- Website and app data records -
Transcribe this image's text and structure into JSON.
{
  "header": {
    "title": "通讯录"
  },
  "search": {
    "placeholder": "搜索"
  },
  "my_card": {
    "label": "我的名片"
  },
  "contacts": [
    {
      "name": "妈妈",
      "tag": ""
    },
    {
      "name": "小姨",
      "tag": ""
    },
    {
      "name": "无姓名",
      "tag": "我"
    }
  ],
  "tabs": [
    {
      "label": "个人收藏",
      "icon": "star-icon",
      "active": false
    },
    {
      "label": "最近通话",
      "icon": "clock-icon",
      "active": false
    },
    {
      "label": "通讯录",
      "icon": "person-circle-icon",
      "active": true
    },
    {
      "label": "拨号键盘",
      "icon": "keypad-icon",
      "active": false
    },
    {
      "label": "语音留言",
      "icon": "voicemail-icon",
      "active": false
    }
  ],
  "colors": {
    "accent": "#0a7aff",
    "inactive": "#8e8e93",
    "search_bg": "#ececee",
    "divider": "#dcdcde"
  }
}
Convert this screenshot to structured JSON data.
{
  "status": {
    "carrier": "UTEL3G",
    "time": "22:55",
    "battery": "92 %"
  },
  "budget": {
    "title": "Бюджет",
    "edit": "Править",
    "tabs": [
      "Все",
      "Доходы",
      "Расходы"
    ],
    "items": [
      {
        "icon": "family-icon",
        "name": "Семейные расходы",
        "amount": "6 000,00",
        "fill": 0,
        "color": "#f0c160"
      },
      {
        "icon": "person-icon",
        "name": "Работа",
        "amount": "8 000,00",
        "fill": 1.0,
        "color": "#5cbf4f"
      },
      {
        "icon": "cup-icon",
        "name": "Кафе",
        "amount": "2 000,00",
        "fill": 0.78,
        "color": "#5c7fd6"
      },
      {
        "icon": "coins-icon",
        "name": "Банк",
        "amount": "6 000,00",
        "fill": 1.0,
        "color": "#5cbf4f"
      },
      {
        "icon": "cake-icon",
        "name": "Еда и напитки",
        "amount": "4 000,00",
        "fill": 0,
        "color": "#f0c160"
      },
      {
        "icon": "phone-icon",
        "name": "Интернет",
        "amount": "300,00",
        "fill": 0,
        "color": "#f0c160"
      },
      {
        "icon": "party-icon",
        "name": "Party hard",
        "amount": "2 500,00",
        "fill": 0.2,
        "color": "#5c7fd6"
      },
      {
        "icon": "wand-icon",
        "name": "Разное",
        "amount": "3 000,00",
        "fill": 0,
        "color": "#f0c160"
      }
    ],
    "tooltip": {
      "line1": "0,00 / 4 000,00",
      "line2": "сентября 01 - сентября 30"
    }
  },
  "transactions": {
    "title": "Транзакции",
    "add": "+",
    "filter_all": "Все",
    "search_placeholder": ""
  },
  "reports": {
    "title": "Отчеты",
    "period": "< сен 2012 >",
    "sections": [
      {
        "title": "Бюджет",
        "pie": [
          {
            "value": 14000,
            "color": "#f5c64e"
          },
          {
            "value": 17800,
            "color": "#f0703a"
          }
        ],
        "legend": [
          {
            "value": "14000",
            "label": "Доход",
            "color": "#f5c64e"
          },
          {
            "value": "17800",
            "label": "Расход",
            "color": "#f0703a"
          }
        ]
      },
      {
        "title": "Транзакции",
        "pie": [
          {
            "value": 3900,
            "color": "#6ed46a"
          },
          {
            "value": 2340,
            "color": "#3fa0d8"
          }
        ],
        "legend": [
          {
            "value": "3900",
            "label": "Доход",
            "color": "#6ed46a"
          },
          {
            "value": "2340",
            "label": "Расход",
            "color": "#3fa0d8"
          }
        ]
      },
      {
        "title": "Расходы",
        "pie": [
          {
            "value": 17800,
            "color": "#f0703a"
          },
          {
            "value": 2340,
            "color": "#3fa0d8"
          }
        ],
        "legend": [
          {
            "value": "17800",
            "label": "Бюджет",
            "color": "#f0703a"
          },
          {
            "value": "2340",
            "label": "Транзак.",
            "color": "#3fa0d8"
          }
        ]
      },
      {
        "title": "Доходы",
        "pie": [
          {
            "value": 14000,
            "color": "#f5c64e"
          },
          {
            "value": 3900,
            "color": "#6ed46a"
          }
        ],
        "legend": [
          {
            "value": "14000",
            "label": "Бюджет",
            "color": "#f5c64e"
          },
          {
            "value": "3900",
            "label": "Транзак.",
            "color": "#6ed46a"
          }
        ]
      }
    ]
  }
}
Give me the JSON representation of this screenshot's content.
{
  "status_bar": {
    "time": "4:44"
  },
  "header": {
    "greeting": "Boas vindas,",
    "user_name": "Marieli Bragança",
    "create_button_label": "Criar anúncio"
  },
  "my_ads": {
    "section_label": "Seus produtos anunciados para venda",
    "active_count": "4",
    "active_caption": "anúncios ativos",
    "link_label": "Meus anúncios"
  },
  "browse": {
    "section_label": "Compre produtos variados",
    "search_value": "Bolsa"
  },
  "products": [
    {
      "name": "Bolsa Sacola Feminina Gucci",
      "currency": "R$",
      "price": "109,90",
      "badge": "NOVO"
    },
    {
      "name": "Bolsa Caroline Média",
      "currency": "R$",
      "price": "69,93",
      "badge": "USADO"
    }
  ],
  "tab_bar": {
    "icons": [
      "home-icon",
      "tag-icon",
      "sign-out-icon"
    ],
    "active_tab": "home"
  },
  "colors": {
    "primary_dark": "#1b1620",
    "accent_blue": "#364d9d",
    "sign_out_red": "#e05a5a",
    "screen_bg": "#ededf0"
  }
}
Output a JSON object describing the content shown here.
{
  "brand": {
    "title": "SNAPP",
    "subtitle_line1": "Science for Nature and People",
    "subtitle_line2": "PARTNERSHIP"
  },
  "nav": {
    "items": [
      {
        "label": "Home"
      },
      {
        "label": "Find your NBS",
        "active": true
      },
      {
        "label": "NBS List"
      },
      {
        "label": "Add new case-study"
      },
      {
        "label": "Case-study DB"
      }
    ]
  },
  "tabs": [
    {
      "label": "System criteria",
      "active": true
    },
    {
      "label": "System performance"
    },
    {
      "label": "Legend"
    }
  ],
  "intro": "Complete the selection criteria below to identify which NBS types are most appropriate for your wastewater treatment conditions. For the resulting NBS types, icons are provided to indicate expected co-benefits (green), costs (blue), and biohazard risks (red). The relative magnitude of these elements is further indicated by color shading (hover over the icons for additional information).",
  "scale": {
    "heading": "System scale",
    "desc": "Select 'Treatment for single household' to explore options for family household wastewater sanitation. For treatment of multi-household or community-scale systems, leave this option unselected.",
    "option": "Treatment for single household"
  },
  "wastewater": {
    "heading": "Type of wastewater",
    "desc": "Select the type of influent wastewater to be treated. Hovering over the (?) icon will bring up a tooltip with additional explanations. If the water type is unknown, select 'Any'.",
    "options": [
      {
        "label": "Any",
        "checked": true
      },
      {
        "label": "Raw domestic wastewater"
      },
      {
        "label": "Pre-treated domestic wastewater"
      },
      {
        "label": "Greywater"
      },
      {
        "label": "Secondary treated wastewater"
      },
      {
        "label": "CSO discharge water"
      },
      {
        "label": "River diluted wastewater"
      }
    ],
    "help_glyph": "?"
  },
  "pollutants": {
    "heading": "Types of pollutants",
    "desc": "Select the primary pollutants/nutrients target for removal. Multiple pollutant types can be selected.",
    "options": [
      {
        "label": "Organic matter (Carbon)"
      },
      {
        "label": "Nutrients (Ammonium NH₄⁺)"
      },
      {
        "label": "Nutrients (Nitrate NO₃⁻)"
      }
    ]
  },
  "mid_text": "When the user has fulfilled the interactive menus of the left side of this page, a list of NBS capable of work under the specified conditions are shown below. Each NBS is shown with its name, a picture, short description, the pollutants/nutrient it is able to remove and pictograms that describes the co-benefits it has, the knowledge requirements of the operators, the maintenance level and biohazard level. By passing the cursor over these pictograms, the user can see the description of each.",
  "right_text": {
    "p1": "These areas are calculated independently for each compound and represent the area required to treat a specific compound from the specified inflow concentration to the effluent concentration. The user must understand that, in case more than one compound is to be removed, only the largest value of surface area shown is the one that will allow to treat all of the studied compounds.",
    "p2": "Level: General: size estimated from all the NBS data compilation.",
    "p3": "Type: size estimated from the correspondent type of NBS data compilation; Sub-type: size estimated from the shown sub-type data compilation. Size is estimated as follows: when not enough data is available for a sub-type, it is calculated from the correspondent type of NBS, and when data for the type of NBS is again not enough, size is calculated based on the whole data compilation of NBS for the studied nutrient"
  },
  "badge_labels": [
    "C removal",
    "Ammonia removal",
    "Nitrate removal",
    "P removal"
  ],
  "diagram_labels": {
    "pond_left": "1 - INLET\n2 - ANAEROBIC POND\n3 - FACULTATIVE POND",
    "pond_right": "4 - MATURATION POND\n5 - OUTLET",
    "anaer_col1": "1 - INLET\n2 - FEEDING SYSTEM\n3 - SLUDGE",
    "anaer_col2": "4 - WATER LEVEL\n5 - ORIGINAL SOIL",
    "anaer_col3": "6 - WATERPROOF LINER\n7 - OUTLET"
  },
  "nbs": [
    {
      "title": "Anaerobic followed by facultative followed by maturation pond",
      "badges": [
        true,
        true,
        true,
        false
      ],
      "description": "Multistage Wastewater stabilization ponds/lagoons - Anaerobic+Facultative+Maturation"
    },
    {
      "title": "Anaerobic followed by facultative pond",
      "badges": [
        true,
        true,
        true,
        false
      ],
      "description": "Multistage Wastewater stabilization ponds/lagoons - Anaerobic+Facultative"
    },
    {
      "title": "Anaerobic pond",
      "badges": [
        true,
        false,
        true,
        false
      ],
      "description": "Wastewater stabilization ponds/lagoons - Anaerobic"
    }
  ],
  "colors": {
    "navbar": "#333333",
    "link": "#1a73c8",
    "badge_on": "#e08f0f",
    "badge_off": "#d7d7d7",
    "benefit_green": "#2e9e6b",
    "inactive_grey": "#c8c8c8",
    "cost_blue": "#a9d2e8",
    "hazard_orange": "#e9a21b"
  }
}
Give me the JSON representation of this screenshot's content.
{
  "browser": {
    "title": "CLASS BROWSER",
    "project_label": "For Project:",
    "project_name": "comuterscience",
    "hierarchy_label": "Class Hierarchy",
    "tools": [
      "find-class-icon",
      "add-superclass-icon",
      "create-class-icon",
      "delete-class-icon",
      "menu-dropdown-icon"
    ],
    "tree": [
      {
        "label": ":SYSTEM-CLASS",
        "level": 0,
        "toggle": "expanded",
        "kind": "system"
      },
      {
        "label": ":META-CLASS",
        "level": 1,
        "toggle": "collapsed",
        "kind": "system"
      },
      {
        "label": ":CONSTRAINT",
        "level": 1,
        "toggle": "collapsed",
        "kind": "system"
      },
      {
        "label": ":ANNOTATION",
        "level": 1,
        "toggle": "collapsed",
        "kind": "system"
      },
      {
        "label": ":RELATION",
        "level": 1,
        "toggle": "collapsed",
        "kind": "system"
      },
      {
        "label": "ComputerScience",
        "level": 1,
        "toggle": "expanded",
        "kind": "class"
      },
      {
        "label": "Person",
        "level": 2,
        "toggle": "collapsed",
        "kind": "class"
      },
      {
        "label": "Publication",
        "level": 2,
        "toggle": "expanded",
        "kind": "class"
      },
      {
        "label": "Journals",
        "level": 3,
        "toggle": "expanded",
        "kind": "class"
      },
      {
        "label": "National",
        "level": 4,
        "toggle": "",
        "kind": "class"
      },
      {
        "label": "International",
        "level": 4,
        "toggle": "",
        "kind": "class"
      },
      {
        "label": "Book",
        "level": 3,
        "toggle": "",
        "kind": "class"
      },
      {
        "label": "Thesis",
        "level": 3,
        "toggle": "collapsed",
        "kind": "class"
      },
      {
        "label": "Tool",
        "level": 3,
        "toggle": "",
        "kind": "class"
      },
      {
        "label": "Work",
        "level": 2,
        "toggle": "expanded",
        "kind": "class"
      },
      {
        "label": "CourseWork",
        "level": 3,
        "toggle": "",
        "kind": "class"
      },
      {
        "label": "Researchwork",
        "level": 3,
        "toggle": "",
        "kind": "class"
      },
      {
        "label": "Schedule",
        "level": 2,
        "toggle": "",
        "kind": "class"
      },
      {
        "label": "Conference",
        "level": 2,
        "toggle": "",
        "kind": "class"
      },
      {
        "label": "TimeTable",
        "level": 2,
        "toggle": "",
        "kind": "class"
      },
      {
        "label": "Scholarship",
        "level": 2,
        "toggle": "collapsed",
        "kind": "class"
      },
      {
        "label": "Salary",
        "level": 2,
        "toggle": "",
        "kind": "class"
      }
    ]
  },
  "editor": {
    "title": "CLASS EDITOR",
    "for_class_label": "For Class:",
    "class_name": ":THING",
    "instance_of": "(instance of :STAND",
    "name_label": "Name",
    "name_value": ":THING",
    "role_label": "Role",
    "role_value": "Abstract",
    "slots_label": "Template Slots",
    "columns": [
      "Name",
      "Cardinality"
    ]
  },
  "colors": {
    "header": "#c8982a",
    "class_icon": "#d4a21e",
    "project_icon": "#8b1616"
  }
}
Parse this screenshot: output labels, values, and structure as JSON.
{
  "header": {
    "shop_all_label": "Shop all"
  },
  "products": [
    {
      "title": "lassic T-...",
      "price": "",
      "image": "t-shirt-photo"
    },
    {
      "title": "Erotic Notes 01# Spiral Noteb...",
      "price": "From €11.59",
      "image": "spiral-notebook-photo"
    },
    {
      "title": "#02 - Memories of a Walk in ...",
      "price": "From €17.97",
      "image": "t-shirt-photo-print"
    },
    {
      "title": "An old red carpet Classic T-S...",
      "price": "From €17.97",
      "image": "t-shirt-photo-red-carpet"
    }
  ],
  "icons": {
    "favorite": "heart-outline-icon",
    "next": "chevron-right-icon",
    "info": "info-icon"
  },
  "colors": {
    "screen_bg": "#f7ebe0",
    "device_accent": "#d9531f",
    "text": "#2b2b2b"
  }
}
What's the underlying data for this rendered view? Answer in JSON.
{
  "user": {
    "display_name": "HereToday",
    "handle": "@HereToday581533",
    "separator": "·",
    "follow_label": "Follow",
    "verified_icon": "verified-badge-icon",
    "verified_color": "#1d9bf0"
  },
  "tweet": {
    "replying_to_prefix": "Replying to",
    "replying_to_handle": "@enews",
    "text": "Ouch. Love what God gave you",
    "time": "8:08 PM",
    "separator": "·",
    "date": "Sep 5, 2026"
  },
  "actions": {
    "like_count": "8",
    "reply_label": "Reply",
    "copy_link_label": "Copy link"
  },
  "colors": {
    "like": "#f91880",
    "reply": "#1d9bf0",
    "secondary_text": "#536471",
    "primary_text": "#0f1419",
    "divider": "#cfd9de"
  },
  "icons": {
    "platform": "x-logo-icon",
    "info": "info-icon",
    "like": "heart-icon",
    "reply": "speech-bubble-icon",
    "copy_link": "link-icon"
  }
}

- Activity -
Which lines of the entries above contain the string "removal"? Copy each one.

- Task response -
    "desc": "Select the primary pollutants/nutrients target for removal. Multiple pollutant types can be selected.",
    "C removal",
    "Ammonia removal",
    "Nitrate removal",
    "P removal"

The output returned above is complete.